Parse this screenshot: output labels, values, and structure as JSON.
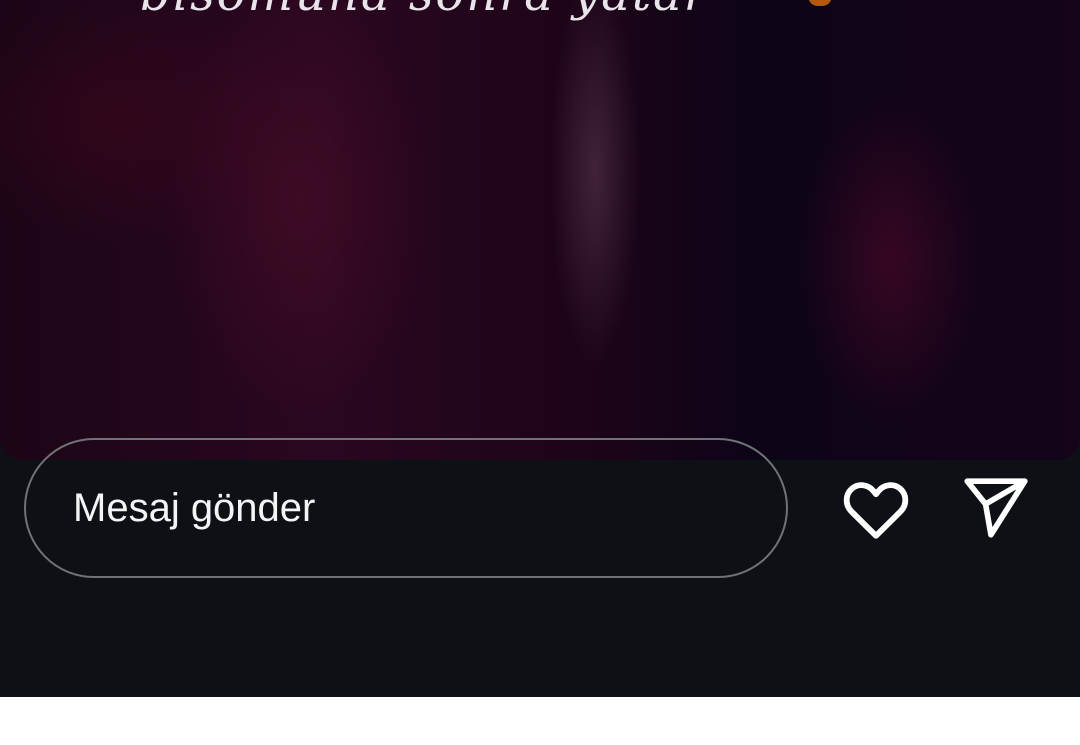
{
  "story": {
    "caption_text": "bisomuna sonra yatar",
    "emoji_color": "#b35a12"
  },
  "reply_bar": {
    "placeholder": "Mesaj gönder",
    "like_icon": "heart-outline",
    "send_icon": "paper-plane"
  },
  "colors": {
    "background": "#0d1115",
    "input_border": "#6f7378",
    "text": "#f3f4f5",
    "bottom_bar": "#ffffff"
  }
}
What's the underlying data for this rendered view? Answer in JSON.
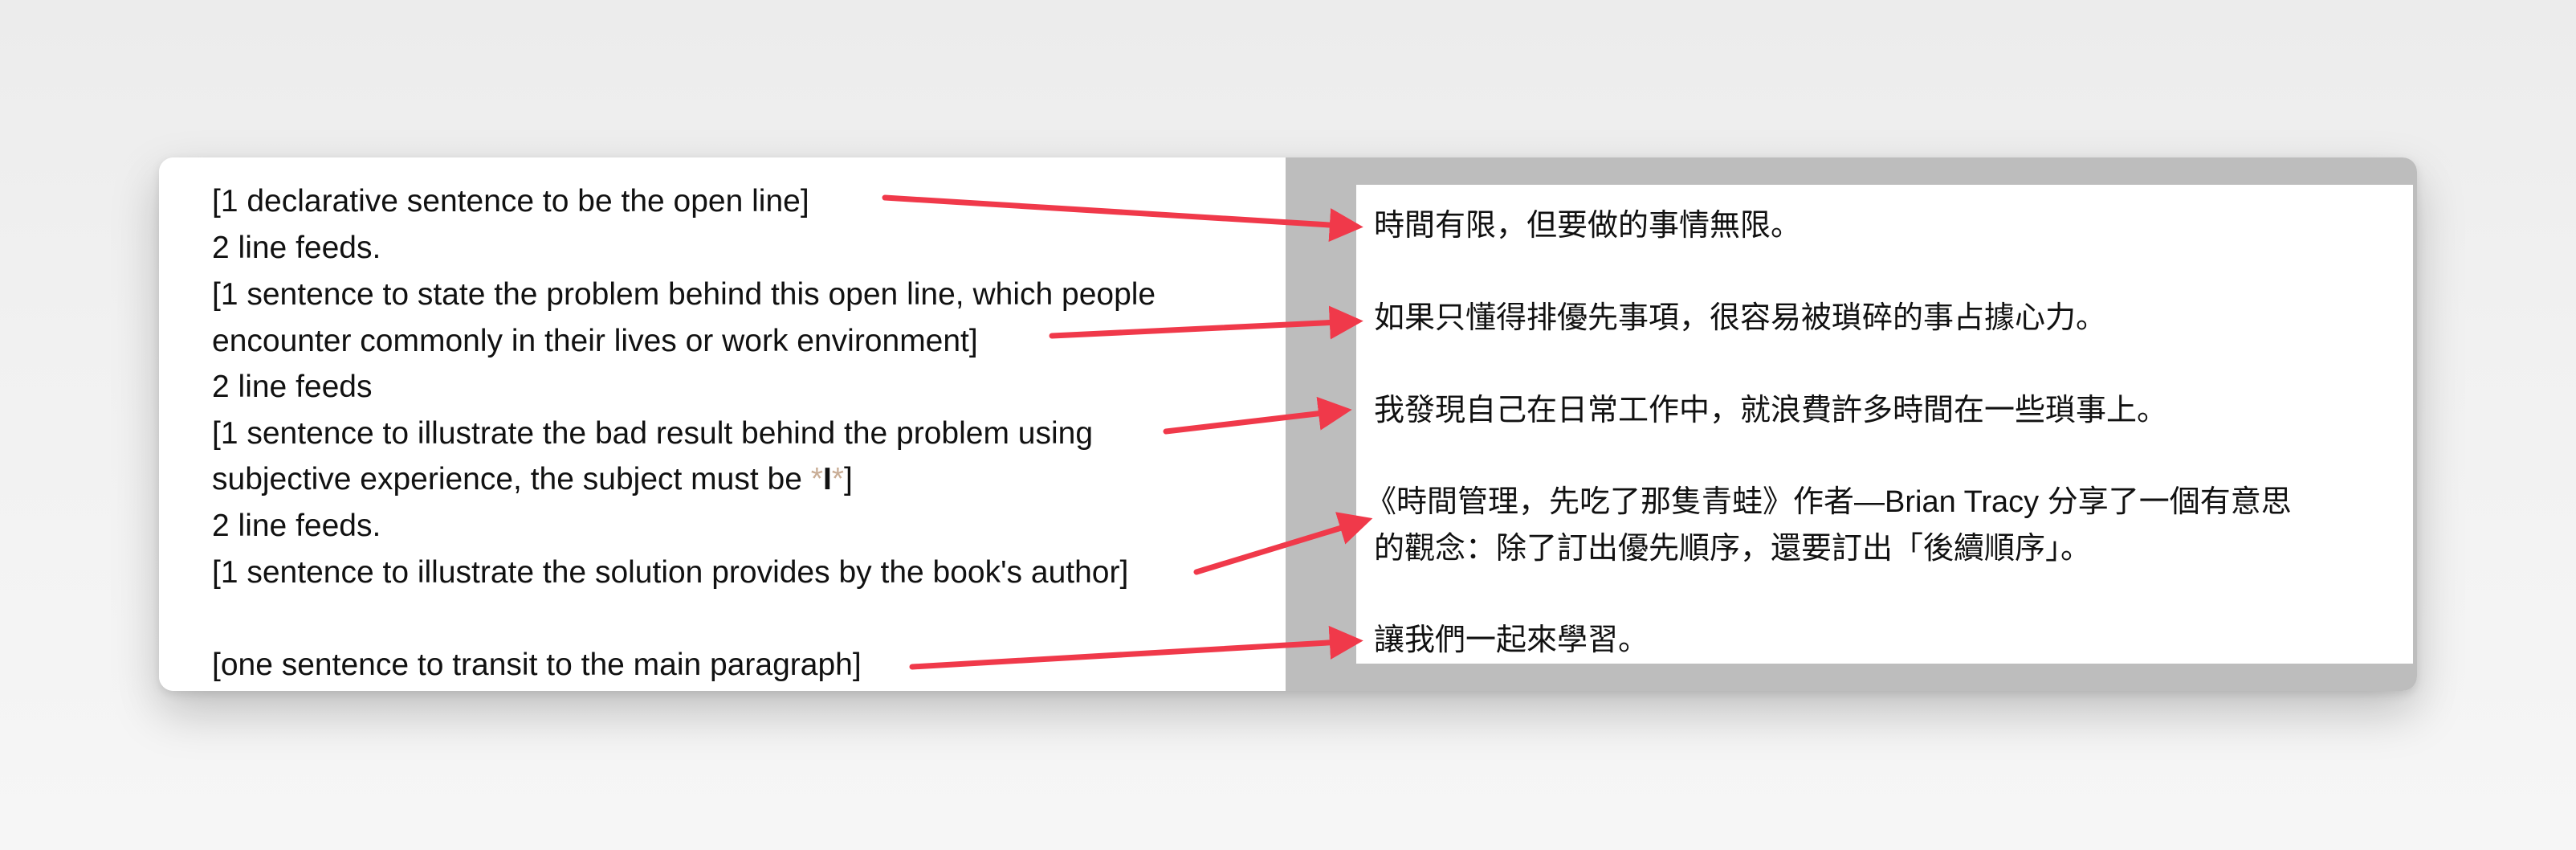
{
  "template": {
    "line1": "[1 declarative sentence to be the open line]",
    "line2": "2 line feeds.",
    "line3": "[1 sentence to state the problem behind this open line, which people",
    "line4": "encounter commonly in their lives or work environment]",
    "line5": "2 line feeds",
    "line6": "[1 sentence to illustrate the bad result behind the problem using",
    "line7_before": "subjective experience, the subject must be ",
    "line7_em1": "*",
    "line7_bold": "I",
    "line7_em2": "*",
    "line7_after": "]",
    "line8": "2 line feeds.",
    "line9": "[1 sentence to illustrate the solution provides by the book's author]",
    "line10": "[one sentence to transit to the main paragraph]"
  },
  "output": {
    "line1": "時間有限，但要做的事情無限。",
    "line2": "如果只懂得排優先事項，很容易被瑣碎的事占據心力。",
    "line3": "我發現自己在日常工作中，就浪費許多時間在一些瑣事上。",
    "line4": "《時間管理，先吃了那隻青蛙》作者—Brian Tracy 分享了一個有意思",
    "line5": "的觀念：除了訂出優先順序，還要訂出「後續順序」。",
    "line6": "讓我們一起來學習。"
  },
  "colors": {
    "arrow": "#f0394a",
    "pane_gray": "#bdbdbd"
  }
}
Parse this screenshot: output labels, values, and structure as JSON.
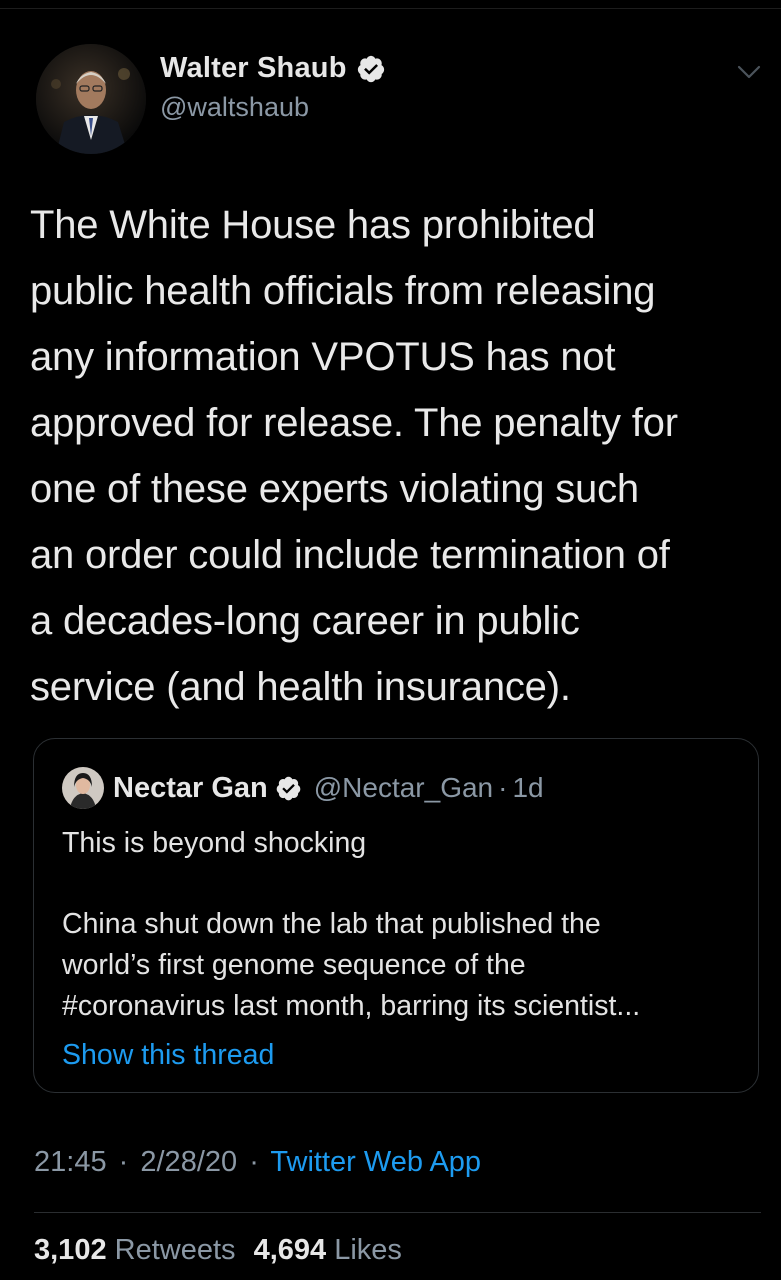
{
  "author": {
    "display_name": "Walter Shaub",
    "handle": "@waltshaub"
  },
  "tweet": {
    "lines": [
      "The White House has prohibited",
      "public health officials from releasing",
      "any information VPOTUS has not",
      "approved for release. The penalty for",
      "one of these experts violating such",
      "an order could include termination of",
      "a decades-long career in public",
      "service (and health insurance)."
    ]
  },
  "quoted_tweet": {
    "display_name": "Nectar Gan",
    "handle": "@Nectar_Gan",
    "separator": "·",
    "age": "1d",
    "lines": [
      "This is beyond shocking",
      "China shut down the lab that published the",
      "world’s first genome sequence of the",
      "#coronavirus last month, barring its scientist..."
    ],
    "show_thread": "Show this thread"
  },
  "meta": {
    "time": "21:45",
    "sep1": "·",
    "date": "2/28/20",
    "sep2": "·",
    "source": "Twitter Web App"
  },
  "stats": {
    "retweets_count": "3,102",
    "retweets_label": "Retweets",
    "likes_count": "4,694",
    "likes_label": "Likes"
  },
  "colors": {
    "background": "#000000",
    "link": "#1d9bf0",
    "secondary": "#8b98a5"
  }
}
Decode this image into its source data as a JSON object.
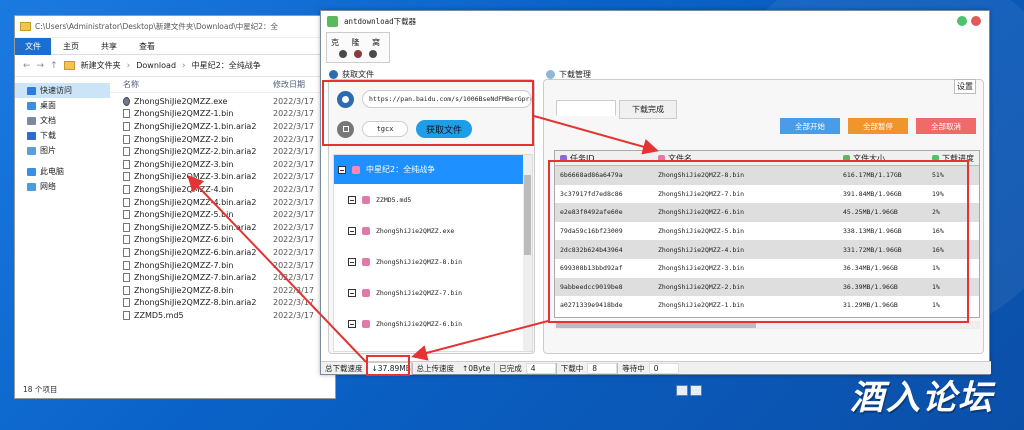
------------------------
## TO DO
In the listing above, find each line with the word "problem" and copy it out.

## ANSWER BOX
    "line3": "[1 sentence to state the problem behind this open line, which people",
    "line6": "[1 sentence to illustrate the bad result behind the problem using",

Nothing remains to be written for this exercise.